Suicide bombing in Afghanistan hits students preparing for exam

Politics3 hours ago

BREAKING: Prayut reinstated as Prime Minister of Thailand

Technology3 hours ago

What role for Thailand in China’s great European EV invasion?

Join the conversation on the Thaiger Talk forums today!
Cambodia3 hours ago

Cambodian delegation in UK to seach for stolen treasures

Thailand4 hours ago

20 baht notes printed with errors, says Bank of Thailand

Crime4 hours ago

Loan shark bombs debtor’s house in southern Thailand

Thailand5 hours ago

Thai researchers develop flood-resistant rice strain

Press Room5 hours ago

Southeast Asia’s hospitality leaders step into the ring to fight for sustainability at PHIST 5

Crime5 hours ago

Horrified relatives attempt ID of disfigured suitcase victim

Travel5 hours ago

Things to do in Bangkok that cost next to nothing (2022)

Travel6 hours ago

5 best spa treatments in Bangkok to pamper yourself this September – October

Phuket6 hours ago

Phuket’s governor Narong braces for storm Noru

Thailand1 year ago

Morning Top Stories Thailand | Police to end protests, Human Trafficking | September 14

Thailand2 years ago

Thailand News Today | Thai Airways in rehab, All go for Songkran | March 4

Tourism2 years ago

Phuket’s nightlife. Yes, bars and clubs are still open | VIDEO

Phuket2 years ago

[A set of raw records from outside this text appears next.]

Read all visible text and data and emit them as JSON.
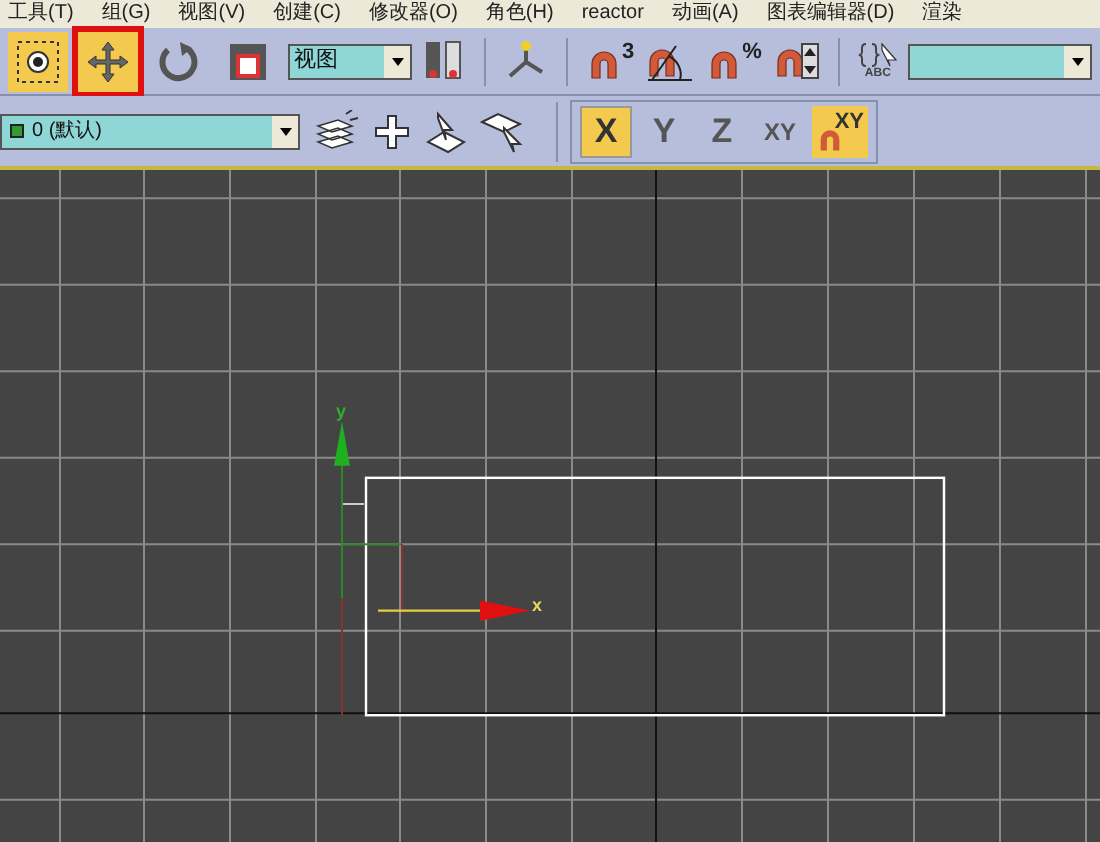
{
  "menu_bar": [
    "工具(T)",
    "组(G)",
    "视图(V)",
    "创建(C)",
    "修改器(O)",
    "角色(H)",
    "reactor",
    "动画(A)",
    "图表编辑器(D)",
    "渲染"
  ],
  "main_toolbar": {
    "tools": [
      {
        "kind": "select-manipulate",
        "selected": true,
        "highlighted": false
      },
      {
        "kind": "move",
        "selected": true,
        "highlighted": true
      },
      {
        "kind": "rotate",
        "selected": false,
        "highlighted": false
      },
      {
        "kind": "scale",
        "selected": false,
        "highlighted": false
      }
    ],
    "reference_coordinate": "视图",
    "snaps": [
      {
        "kind": "snap3d",
        "label": "3"
      },
      {
        "kind": "angle"
      },
      {
        "kind": "percent",
        "label": "%"
      },
      {
        "kind": "spinner"
      }
    ],
    "named_selection": {
      "label": "ABC"
    }
  },
  "layer_toolbar": {
    "layer": "0 (默认)"
  },
  "axis_constraints": [
    {
      "label": "X",
      "selected": true
    },
    {
      "label": "Y",
      "selected": false
    },
    {
      "label": "Z",
      "selected": false
    },
    {
      "label": "XY",
      "selected": false
    }
  ],
  "axis_snap": {
    "label": "XY",
    "selected": true
  },
  "viewport": {
    "x_label": "x",
    "y_label": "y"
  }
}
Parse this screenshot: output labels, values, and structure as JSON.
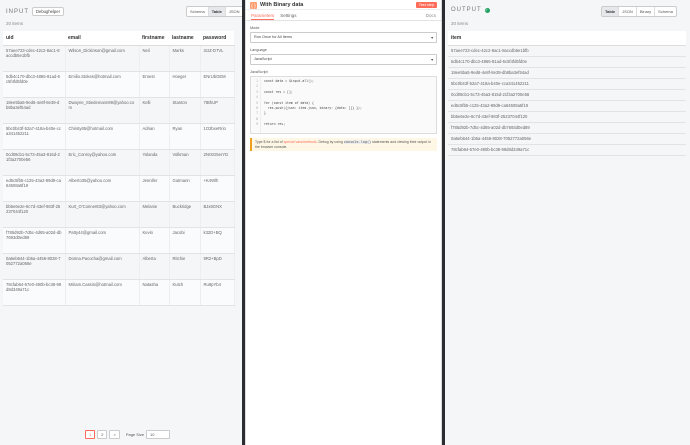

Thailand News Today | Covid passport talks, Thai Airways heads to court | March 2

Tourism2 years ago

Phuket Thai food treats you need to try | VIDEO

Thailand2 years ago

Thailand News Today | Bars, pubs and restaurants ‘sort of’ back to normal | Feb 23

Tourism2 years ago

In search of Cat & Dog Cafés in Phuket Town | VIDEO

Thailand2 years ago

Thailand News Today | Gambling crackdown, Seafood market to reopen, Vlogger challenge | Jan 21

Thailand2 years ago

Thailand News Today | Covid testing for visas, Business impact, Vaccine approval | January 19

Thailand2 years ago

Thailand News Today | Weekend Bangkok bombs, Thailand fires, Covid update | January 18

Thailand2 years ago

Thailand News Today | Stray car on runway, Indonesian quake, 300 baht tourist fee | January 15

Thailand2 years ago

Thailand News Today | Governor off respirator, sex-trafficking arrest, condo prices falling | January 14

Thailand2 years ago

Thailand News Today | Chinese vaccine, Thailand ‘drug hub’, Covid update | January 13

Thailand2 years ago

Thailand News Today | Bangkok may ease restrictions, Phuket bar curfew, Vaccine roll out | January 12

Thailand2 years ago

Thailand News Today | Covid latest, Cockfights closed down, Bryde’s Whale beached | January 11

Trending